Thursday 11 August
A two-hour drive back inland took us to another rainforest-clad volcano: Rincon de la Vieja. In the forest we saw a splendid male slaty-tailed trogon and in surrounding scrub red-legged honeycreepers but the main interest was in the volcanic fumaroles and bubbling mud pools.
Friday 12 August
Although a beach day we saw several birds and animals on the way to Playa Real including a crested caracara, a turquoise-browed motmot and a flock of small amazon parrots – probably white-fronted. Also in the road were several large lizards.
Saturday 13 August
Today we drive north to Santa Rosa National Park, near the border with Nicaragua. Outside the ancient hacienda a fearsome-looking ctenosaur stood guard and in the forest nearby we saw white-faced capuchin and spider monkeys, and a good list of birds including brown-crested flycatcher, streaked-headed woodcreeper, grey-headed tanager, roadside hawk, crested guan and turquoise-browed motmots.

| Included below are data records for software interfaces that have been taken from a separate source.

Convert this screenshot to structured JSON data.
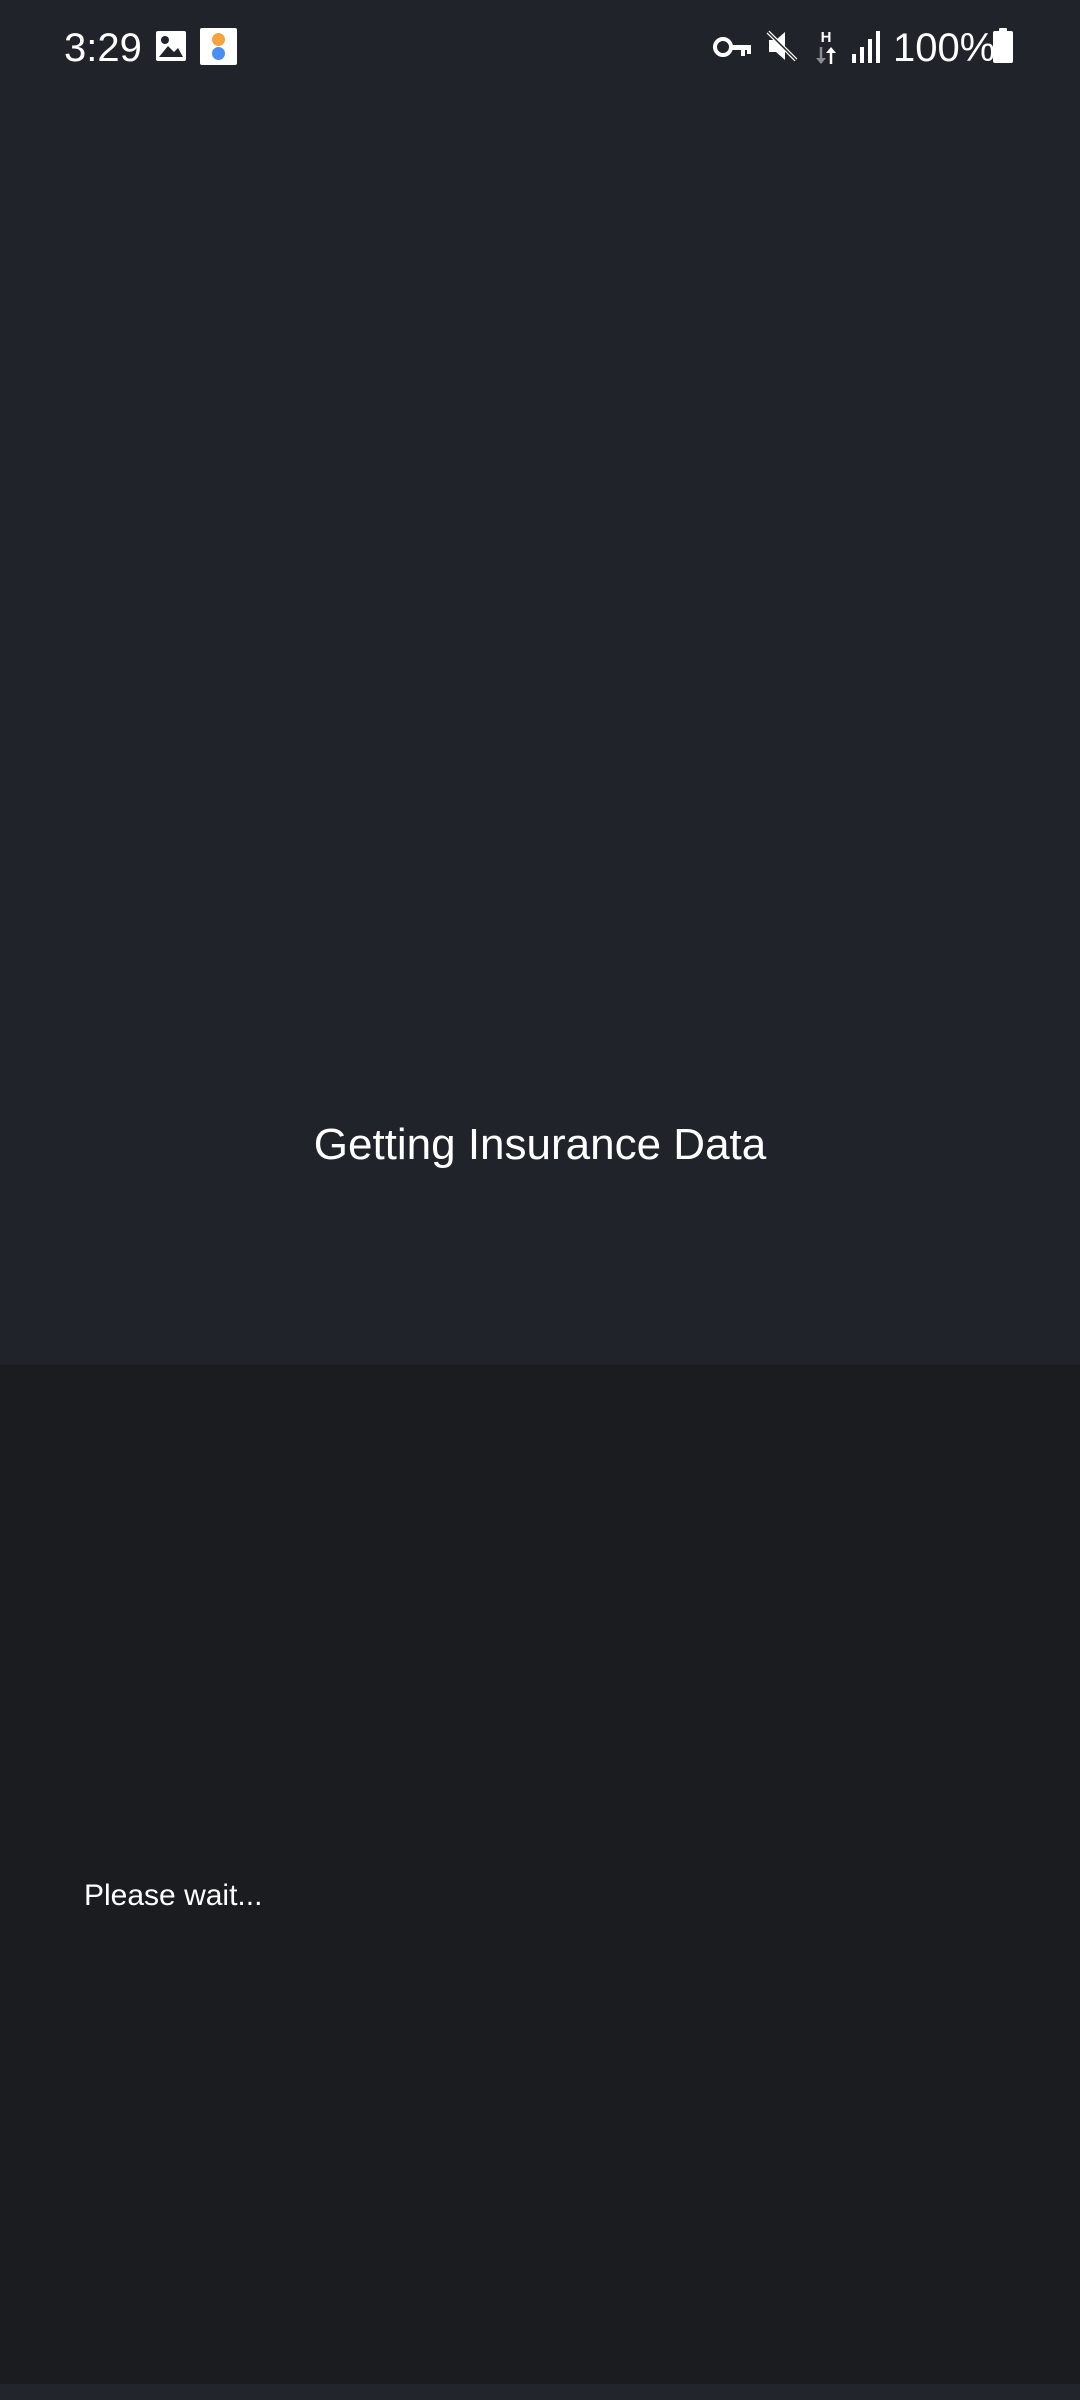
{
  "status_bar": {
    "time": "3:29",
    "battery_percent": "100%",
    "notification_icons": [
      "gallery-icon",
      "app-notification-icon"
    ],
    "system_icons": [
      "vpn-key-icon",
      "mute-icon",
      "network-h-icon",
      "signal-icon",
      "battery-icon"
    ]
  },
  "main": {
    "title": "Getting Insurance Data"
  },
  "dialog": {
    "message": "Please wait..."
  },
  "colors": {
    "top_background": "#20232a",
    "bottom_background": "#1a1c20",
    "text": "#ffffff"
  }
}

Female green iguana
Sunday 14 August
The weather pattern in this area was fairly predictable: warm sunshine all morning, becoming hot towards mid-day, with rain in the afternoon, usually heavy, often torrential. If we went to a beach got there early and left before it got too hot. This morning we noticed a strong migration of butterflies northwards across the bay of Playa Prieta and along the beach: thousands of large yellow, orange, or multi-coloured butterflies streamed through every hour. We noticed the same on other beaches.
Playa Tamarindo, south of where we were staying, is a popular resort for surfers and has some interesting wetland and forest habitat behind the beach. Large numbers of cattle egrets and black vultures fly in to roost. A quick look at the small estuary added semipalmated plover and yellow-crowned night heron to the trip list.
Monday 15 to Thursday 18 August
We spent the days exploring more of the local beaches and countryside, seeing more of the species already mentioned and adding royal tern, roseate spoonbill, white ibis grey-breasted martin, barred antshrike and lesser ground-cuckoo to the list. From Playa Hermosa I could see a feeding flock of shearwaters in the bay but too distant to identify.
Rachel and Joe were keen to try scuba-diving and we had booked a day out with [ ] a German company operating out of Playa Flamingo. Sarah and I stayed on the boat and watched magnificent frigatebirds, brown pelicans, olivaceous cormorants and a brown booby.
On Thursday we drove back north up the Intercontinental Highway to spend one final night in Vista del Valle Plantation Inn before catching our flight back to London Gatwick via Atlanta. Fortunately we were offered the chance to change from our booked flight which involved changing at Houston with only 35 minutes allowed!
At Vista del Valle I added scrub euphonia to the log making a total of 142 species for the holiday, of which 94 were new for me. This was first and foremost a family holiday and I did not wish my obsession with birds to spoil things too much for the others. Considering this I was very pleased to have done so well and to have had a great holiday as well.
I would thoroughly recommend Costa Rica not only for enthusiastic birders but also for anyone who wants to combine birding with general interest and activities.